Would-be police officers must disclose all convictions and cautions, including those received as a child, the Court of Appeal has ruled.
This disclosure is “necessary in a democratic society” to prevent crime, three senior judges found.
The ruling follows the case of a woman who won a legal challenge after being rejected for a police job due to a reprimand for shoplifting as a teen.
South Wales Police had rejected the 24-year-old’s application in 2015.
In 2017, two High Court judges found the rejection of her job application due to the formal reprimand for stealing a £20 sarong from Primark when she was 13, was unlawful.

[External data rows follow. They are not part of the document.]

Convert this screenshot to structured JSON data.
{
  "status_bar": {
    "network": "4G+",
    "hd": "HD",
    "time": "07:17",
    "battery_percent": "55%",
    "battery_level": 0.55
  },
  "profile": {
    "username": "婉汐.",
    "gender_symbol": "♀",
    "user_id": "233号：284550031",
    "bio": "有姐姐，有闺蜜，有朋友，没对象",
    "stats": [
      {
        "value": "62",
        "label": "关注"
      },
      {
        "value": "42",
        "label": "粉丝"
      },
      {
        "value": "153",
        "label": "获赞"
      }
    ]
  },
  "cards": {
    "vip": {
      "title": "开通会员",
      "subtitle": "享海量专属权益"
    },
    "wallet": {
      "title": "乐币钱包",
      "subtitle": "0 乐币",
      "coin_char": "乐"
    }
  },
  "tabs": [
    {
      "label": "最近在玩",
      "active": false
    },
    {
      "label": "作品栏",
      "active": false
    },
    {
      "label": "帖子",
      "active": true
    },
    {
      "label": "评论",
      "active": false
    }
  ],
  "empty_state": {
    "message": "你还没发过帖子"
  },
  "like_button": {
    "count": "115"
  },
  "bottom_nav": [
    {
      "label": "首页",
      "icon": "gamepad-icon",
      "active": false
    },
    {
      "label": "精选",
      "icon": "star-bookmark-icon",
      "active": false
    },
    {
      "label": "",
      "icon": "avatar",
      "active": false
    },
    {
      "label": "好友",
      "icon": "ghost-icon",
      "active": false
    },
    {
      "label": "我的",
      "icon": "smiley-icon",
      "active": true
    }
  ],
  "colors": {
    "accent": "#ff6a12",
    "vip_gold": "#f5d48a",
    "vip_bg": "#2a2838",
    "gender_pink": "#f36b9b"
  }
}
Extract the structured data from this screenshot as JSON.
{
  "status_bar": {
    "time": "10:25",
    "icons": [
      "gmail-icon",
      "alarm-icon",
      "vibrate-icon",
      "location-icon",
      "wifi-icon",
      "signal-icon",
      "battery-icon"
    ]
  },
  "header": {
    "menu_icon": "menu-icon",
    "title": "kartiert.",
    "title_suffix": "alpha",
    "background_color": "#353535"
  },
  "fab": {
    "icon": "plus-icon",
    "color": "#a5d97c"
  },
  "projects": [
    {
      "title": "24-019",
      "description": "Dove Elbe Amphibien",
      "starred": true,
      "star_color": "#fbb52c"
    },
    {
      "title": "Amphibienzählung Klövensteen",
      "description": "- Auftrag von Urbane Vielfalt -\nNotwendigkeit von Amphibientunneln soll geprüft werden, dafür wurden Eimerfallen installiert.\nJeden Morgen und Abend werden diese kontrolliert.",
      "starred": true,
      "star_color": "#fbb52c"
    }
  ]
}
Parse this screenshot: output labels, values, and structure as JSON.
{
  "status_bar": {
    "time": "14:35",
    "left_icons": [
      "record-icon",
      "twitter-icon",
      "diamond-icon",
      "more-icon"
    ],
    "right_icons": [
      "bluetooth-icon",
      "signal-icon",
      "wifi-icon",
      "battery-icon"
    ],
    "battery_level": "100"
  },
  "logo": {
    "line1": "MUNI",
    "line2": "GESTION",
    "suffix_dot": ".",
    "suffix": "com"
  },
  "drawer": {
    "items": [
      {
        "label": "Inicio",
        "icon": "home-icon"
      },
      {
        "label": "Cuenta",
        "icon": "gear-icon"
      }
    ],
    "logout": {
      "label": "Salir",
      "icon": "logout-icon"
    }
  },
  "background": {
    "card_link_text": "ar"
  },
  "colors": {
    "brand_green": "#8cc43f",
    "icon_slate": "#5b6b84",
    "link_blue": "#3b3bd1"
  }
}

The woman, who cannot be identified, should not have been asked about reprimands when applying for a job as a service support officer, and it could prevent her from seeking other police roles, such as a constable or cadet, the Court of Appeal ruling said.
In their judgment, the High Court judges also declared that regulations requiring aspiring police constables to disclose spent convictions and cautions were incompatible with human rights laws, to the extent that they require them to disclose “low-level, historical cautions”.
The High Court granted the government permission to appeal against the declaration, but also ordered that the declaration should not take effect until after a Supreme Court appeal on similar issues had been heard. That has now concluded.
In the Court of Appeal ruling on Tuesday, Lord Justice Males, sitting with Lord Justice Underhill and Lord Justice Stuart-Smith, said the issue was only whether the law requiring an applicant for a police constable job to disclose any reprimand received as a child, was compatible with the European Convention on Human Rights (ECHR).
He said they were not considering how this information may be used when an application was being considered.
Allowing the appeal, the judge concluded the requirement for full disclosure by potential police constables of all convictions and cautions, including those received as a child, “is in accordance with the law” within the meaning of the ECHR.
Lord Justice Males said the requirement “is necessary in a democratic society for the prevention of disorder or crime or for the protection of the rights or freedoms of others”.
He also noted it will be “particularly important” that the police recruitment process makes clear that a reprimand received as a child is “not an automatic disqualification for appointment as a constable” and that all the circumstances of any reprimand “will be taken into account fairly” in any application.
“It is all the more important in view of the disproportionate number of reprimands issued to BAME (black, Asian and minority ethnic) children when compared to the population as a whole and the impact which the requirement of full disclosure may have on the vital social objective of recruiting a more diverse police force which commands the confidence of all sections of society,” he said.
Source: (BBC NEWS)